- Big Sky Conference Champion (19-11, 14-6)
- RPI/Pomeroy/Sagarin = #166/#169/#170
- Adjusted Scoring Margin = -0.8
- Likely NCAA Seed: #15
Three Bruce Pearls of Wisdom.
- Weber State must be happy to be done playing Big Sky teams. After playing 20 of its 30 regular-season games against league foes en route to the league title, the Wildcats survived two more games in the postseason tournament. Weber State snuck past Northern Colorado 66-63 in overtime in the semifinals before annihilating North Dakota 88-67 in the final. Weber State won a parity-filled league with a 14-6 league mark despite losing four of its last seven games.
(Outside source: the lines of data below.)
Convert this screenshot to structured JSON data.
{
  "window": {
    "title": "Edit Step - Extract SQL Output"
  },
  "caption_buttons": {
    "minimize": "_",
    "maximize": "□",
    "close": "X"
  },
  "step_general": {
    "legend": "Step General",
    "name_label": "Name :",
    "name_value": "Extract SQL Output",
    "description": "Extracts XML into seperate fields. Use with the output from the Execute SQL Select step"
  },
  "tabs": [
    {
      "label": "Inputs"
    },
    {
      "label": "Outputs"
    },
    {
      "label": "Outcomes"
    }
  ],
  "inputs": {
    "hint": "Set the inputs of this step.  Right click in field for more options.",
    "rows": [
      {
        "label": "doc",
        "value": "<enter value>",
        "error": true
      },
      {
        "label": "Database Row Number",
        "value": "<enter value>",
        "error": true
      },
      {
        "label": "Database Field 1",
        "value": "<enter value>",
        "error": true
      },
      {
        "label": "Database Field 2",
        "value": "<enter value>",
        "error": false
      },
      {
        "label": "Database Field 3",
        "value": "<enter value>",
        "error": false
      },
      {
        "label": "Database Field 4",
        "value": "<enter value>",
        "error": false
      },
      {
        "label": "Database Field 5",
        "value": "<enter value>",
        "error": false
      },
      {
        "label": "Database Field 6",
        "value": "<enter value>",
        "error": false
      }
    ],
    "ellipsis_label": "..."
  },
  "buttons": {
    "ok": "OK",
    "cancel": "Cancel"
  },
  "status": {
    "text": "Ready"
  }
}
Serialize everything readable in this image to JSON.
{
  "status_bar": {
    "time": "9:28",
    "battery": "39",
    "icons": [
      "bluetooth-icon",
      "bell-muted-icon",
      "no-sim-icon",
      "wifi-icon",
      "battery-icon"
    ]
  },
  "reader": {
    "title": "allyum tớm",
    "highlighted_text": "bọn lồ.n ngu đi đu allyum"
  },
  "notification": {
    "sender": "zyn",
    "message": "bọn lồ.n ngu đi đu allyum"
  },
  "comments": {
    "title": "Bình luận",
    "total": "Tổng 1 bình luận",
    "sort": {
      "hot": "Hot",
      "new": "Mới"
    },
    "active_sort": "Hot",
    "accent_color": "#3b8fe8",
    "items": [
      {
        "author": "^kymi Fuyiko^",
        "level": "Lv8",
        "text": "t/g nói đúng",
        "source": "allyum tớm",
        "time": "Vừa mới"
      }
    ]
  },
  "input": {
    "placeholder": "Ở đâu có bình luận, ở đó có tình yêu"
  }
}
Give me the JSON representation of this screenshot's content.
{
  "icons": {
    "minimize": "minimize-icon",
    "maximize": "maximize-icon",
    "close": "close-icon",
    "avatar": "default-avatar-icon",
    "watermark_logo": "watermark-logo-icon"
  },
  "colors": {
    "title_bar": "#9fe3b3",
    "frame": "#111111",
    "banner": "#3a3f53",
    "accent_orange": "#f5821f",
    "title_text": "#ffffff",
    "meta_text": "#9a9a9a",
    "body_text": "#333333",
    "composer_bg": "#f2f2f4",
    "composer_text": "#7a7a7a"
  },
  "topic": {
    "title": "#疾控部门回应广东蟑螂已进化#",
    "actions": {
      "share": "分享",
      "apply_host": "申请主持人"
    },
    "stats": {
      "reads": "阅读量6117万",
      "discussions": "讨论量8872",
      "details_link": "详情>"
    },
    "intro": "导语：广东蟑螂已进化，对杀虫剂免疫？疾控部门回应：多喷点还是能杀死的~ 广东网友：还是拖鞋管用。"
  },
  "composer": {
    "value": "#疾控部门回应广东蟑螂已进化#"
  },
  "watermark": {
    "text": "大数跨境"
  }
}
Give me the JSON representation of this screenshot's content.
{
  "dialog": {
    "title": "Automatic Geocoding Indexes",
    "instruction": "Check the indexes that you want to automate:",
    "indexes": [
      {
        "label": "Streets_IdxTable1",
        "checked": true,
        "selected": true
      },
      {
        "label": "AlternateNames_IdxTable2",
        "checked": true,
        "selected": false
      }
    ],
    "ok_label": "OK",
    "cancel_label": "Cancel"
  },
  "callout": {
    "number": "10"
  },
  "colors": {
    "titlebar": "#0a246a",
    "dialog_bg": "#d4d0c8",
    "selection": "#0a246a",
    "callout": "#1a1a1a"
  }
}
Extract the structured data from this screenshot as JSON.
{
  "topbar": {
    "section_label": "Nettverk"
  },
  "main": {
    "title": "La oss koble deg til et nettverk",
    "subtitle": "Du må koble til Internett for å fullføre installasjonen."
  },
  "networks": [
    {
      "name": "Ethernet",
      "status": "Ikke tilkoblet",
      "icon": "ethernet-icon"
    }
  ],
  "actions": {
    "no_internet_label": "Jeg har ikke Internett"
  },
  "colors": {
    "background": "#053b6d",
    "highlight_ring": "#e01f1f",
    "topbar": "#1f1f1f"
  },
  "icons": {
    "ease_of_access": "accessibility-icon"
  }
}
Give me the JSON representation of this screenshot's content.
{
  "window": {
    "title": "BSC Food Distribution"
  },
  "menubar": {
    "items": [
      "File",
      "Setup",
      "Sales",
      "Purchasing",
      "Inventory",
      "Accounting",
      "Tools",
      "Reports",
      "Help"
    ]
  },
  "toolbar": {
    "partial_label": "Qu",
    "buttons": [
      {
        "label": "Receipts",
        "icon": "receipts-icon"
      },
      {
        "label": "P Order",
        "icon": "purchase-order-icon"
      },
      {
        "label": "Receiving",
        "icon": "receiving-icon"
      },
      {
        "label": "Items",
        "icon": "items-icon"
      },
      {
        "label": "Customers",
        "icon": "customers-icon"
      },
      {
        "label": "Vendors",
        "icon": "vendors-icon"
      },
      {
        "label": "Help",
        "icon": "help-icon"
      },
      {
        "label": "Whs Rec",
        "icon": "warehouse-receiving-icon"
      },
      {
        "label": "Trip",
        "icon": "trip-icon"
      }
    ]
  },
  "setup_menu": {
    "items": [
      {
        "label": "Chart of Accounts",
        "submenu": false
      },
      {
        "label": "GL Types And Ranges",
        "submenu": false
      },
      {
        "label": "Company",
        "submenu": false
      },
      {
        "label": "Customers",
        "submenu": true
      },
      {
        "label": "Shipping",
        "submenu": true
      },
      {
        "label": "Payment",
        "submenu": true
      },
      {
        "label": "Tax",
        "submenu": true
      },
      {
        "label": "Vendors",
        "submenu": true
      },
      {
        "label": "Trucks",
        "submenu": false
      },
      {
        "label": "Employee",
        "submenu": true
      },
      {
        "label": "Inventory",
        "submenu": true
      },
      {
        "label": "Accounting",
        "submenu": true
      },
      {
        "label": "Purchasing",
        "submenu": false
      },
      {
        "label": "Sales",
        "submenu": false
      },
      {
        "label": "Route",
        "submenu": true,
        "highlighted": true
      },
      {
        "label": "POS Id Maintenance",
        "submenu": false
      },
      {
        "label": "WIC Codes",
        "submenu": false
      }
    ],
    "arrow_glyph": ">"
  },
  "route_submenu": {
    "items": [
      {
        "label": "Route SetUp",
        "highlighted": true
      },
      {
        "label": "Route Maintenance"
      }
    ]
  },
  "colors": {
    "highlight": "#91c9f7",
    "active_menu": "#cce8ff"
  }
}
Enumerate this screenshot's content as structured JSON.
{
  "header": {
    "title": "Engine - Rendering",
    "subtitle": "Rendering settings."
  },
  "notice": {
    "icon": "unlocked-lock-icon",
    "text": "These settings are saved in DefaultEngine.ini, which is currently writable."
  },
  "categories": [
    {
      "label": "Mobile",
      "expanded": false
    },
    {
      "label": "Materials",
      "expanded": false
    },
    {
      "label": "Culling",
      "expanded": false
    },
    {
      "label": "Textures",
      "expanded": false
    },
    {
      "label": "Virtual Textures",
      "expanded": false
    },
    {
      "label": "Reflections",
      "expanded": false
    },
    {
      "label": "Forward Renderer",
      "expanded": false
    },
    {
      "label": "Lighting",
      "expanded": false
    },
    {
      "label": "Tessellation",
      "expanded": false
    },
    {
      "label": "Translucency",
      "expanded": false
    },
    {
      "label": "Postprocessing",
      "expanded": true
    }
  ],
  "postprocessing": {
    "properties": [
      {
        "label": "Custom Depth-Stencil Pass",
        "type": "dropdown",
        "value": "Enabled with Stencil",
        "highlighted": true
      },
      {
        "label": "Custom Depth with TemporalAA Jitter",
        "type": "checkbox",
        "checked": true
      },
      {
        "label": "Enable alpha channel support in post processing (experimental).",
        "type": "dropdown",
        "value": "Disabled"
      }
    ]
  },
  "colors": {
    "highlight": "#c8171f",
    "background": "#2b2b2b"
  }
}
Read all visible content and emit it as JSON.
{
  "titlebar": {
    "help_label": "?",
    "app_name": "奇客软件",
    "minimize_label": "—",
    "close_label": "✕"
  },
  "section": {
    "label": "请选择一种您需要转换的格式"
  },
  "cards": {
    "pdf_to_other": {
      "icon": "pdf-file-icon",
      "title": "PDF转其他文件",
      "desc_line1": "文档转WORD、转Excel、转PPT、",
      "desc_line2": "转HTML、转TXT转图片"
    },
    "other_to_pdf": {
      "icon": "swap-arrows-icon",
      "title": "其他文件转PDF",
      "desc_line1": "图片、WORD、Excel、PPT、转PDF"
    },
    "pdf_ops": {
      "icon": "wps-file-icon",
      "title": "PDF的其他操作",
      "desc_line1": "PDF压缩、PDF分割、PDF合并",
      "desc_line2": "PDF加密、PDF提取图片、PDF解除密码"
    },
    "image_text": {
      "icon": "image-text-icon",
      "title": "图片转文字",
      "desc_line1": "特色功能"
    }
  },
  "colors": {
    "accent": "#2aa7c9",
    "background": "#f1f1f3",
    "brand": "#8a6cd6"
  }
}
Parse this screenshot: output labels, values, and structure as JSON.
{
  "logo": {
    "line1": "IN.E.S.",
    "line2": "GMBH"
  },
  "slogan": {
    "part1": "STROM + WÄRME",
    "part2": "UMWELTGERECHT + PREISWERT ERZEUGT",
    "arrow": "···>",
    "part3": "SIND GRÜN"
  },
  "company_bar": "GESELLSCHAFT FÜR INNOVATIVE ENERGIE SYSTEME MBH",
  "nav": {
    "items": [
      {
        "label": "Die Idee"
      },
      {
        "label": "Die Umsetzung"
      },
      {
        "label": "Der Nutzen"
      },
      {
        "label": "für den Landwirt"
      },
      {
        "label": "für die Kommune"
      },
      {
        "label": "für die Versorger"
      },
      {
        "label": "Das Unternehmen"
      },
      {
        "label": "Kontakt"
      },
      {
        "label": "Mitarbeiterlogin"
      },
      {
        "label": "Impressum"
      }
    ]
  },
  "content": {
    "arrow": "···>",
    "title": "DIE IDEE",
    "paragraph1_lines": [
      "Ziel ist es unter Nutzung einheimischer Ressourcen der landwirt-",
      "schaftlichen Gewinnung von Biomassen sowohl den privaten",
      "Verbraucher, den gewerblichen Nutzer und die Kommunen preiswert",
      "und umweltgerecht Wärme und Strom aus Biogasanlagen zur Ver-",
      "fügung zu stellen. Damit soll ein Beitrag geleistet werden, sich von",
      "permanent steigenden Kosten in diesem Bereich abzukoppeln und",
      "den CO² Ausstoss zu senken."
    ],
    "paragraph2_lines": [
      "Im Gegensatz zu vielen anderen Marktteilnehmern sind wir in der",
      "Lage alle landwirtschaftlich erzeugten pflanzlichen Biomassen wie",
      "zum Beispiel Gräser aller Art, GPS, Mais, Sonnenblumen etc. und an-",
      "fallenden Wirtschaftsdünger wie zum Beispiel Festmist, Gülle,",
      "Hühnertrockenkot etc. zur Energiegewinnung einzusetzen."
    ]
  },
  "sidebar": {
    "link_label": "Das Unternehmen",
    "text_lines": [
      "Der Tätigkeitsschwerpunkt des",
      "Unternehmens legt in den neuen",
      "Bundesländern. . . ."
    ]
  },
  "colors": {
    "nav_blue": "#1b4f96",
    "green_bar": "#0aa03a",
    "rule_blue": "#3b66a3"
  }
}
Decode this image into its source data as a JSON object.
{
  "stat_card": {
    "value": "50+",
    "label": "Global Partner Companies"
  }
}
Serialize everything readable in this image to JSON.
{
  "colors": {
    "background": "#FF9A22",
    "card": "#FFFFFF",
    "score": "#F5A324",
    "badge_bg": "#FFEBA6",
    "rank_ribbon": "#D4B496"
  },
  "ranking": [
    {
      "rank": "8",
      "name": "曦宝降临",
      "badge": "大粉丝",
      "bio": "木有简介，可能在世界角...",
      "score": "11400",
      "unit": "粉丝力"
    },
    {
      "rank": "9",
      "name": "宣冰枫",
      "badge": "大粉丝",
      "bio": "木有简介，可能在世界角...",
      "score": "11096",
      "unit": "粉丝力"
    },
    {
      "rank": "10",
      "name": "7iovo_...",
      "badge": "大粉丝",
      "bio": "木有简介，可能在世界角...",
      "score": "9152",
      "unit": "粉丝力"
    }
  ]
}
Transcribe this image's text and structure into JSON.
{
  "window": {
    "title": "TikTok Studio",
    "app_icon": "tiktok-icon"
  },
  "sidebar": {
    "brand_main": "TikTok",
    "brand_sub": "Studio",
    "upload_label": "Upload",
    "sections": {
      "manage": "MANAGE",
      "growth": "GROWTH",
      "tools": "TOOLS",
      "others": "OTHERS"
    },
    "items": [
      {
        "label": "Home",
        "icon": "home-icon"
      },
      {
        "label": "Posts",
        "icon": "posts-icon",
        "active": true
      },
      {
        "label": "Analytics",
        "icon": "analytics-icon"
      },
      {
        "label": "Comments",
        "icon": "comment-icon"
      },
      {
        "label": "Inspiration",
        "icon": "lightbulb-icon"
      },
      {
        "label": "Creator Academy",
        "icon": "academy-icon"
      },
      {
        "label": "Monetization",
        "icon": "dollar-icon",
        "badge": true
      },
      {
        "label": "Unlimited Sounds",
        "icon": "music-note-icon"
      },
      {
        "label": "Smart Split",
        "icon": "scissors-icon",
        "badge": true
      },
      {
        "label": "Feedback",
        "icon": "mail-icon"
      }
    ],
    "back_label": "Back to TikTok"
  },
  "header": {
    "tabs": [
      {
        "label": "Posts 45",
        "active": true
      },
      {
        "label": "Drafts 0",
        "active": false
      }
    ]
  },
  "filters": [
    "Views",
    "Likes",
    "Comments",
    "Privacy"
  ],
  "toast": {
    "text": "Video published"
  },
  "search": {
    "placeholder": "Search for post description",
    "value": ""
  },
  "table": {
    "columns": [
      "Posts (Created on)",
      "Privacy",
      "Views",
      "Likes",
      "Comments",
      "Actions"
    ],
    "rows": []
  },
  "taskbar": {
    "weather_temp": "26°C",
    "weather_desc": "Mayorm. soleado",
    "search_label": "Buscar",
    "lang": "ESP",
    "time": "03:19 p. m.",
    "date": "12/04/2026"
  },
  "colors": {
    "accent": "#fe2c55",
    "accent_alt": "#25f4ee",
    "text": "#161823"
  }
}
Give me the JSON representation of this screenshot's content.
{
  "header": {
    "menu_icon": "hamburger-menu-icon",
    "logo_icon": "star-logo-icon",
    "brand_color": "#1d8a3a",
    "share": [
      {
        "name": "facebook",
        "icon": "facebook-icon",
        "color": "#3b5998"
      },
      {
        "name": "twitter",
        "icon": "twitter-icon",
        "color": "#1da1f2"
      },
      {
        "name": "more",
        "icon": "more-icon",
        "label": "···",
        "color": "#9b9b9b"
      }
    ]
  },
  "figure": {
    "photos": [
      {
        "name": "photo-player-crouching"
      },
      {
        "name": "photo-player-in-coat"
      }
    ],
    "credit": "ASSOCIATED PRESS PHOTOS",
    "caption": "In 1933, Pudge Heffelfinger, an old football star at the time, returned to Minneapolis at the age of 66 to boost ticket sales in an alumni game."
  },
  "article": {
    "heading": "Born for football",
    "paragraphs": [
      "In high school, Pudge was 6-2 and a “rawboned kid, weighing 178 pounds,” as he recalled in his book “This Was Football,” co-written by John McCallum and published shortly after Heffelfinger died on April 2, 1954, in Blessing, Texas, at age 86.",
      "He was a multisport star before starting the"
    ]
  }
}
But the homecourt advantage in the postseason tournament proved to be enough to earn the Wildcats’ first NCAA Tournament bid since 2007.
- The Wildcats are a bit of an enigma on offense. Despite scoring just 105.6 points per 100 possessions (150th), Weber State ranks among the nation’s best in several offensive categories. The Wildcats connect on 39.4 percent of their 3-point attempts (14th), boast a strong effective field goal percentage (54.8 percent, 14th), get to the free-throw line (50 free-throw attempts per 100 field-goal attempts, 23rd) and only get 5.9 percent of their shots blocked (3rd). Wow. But Weber State ranked just third in offensive efficiency during Big Sky play at 112.4 points per 100 possessions. Northern Colorado (117.9) and Montana (113.4) ranked higher. The Wildcats, however, only allowed 103.3 points per 100 possessions in conference play to lead the league by 2.4 points.
- Davion Berry is the go-to guy for Weber State. The 6-foot-4 senior tosses in 19.1 points while pulling down 4.4 rebounds per game.
- He connects on 38 percent of his 3s and boasts a 77.1 free-throw rate. Jeremy Senglin adds 11.1 ppg but hits 40.4 percent of his attempts from beyond the arc. Kyle Tresnak is the only other Wildcat in double figures at 11.2 ppg. Joel Bolomboy adds 8.6 ppg but grabs 10.8 rebounds per contest. He ranks in the top-10 nationally in both offensive and defensive rebounding percentage.
Best Case Scenario. With their live by the three, die by the three approach, the Wildcats can make things interesting for a half in the Round of 64. But the Wildcats just aren’t good enough this season to pull off an upset. Harold “The Show” Arceneaux isn’t walking through that door.